A number of competitive solutions have emerged since Amazon Go. Infosys’s London-based design studio, Brilliant Basics, has also developed a system in partnership with a sports-fashion brand using CCTV cameras to track the movement of items on a store shelf. The system recognizes when a customer puts an item into their basket. It also tracks whether an item is returned and removes it from the virtual shopping basket. The systems are designed to charge customers for items virtually once they leave the store. It can also help notify staff of spillages.
5. Deliver: go beyond digital delivery
Consumers’ expectations for delivery have been defined by online retail providers’ ability to provide next-day, or even same-day deliveries direct to the home. As we’ve described in our previous paper,9 it’s becoming more common for physical retailers to provide the same service, either by integrating better with their own online channel, or partnering with online leaders.
But what if physical stores could use their local inventory to take delivery to the next level?
CommonSense Robotics, an Israeli startup, offers an automated solution for retailers that are looking to meet customer expectations on demand. As retailers compete with one another on same-day delivery, CommonSense Robotics offers a solution to deliver online orders within an hour. How does it go about this task? Hundreds of robots are present in micro-fulfillment centers in dense urban areas to make the speed of such local delivery possible. Retailers can take this space on a pay-as-you-go service that offers flexibility in renting depending on dynamic customer orders from various locations. Fulfilling orders within 1-2 miles of where a customer stays can help resolve the last-mile delivery challenge that most retailers face.
Major Israeli retailer Super-Pharm is able to serve hundreds of customers daily through CommonSense Robotics’ operating site.10 Imagine when such a micro-fulfillment center is in every neighborhood of a retailer’s customers. Hours would definitely be cut down into minutes.
6. Closing the feedback loop
However, improving each step of the customer journey through innovative technologies is not the full picture. One of the main advantages that digital has over physical is the ability to rapidly test new designs and propositions to consumers. In some cases, testing hundreds of different website layouts a day.
Coordinating such tests across a network of physical stores is challenging, and expensive, requiring head office designers to work with each store team to set up new store layouts and then track their performance. Yet a new innovative company has come to the rescue here as well.
Yoobic is a retailer mobile app that digitizes operational processes and helps head office designers collaborate with store associates on-the-go. It enables new designs or store layout suggestions to be sent to store associates, who can then also send photos and data back on the effectiveness.

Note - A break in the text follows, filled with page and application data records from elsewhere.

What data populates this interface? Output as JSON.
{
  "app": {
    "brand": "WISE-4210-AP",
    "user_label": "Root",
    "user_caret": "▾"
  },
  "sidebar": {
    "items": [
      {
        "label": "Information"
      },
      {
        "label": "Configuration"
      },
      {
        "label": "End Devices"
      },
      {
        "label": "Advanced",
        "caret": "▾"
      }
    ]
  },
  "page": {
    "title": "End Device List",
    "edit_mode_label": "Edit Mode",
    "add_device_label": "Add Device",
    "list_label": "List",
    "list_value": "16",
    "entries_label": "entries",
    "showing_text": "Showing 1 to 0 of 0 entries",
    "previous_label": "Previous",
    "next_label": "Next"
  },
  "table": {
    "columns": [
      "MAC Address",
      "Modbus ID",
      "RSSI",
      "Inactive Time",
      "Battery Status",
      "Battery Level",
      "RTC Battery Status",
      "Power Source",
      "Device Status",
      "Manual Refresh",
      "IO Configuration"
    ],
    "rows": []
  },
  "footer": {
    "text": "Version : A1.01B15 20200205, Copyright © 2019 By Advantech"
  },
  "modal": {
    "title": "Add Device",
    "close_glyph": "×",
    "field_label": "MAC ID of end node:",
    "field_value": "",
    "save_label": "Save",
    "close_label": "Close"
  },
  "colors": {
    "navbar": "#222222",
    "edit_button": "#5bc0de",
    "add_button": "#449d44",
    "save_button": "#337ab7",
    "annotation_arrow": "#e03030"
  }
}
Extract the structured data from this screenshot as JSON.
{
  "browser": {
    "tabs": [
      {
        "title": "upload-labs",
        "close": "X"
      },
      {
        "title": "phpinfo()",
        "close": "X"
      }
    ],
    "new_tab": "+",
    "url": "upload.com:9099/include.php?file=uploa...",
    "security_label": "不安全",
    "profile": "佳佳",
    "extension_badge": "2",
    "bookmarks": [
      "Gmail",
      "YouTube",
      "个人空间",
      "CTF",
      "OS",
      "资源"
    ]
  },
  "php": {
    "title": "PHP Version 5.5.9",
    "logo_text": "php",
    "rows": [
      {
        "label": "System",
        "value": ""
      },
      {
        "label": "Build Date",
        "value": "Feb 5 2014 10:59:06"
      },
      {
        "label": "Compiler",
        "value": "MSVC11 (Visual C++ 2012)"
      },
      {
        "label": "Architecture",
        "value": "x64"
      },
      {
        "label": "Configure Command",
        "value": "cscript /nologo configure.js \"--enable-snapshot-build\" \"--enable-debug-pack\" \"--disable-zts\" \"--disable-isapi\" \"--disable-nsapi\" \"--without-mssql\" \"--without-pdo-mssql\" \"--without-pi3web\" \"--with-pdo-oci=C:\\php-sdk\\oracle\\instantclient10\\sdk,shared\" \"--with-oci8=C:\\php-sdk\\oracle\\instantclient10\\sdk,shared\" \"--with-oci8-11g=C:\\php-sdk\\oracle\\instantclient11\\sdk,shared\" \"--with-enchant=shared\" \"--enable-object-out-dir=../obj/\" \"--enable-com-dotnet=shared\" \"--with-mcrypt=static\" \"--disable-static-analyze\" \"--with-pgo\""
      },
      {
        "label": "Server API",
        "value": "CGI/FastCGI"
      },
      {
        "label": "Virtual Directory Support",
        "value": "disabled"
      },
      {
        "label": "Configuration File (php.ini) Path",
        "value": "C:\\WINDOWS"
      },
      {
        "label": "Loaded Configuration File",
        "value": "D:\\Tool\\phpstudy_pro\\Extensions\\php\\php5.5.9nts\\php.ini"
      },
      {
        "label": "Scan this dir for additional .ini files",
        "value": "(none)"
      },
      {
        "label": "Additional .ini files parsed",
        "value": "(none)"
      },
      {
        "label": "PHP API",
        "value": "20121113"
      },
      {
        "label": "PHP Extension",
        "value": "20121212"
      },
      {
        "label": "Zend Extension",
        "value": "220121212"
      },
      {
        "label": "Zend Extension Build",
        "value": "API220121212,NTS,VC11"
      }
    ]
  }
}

The system also encourages fun and engaging gamified challenges for associates to compete and outperform other stores in a network. Tracking team performance and incentivizing top performers inspires confidence among store associates.
Tools such as this can close the loop on physical and digital channel management. A physical retailer with the ability to identify customers, personalize offers, sell and delivery quickly, as well as track and modify their store layout, will have all the tools that have made digital retail such a success. Those retailers who can master using these across both channels will be able to accelerate their growth ahead of their competitors.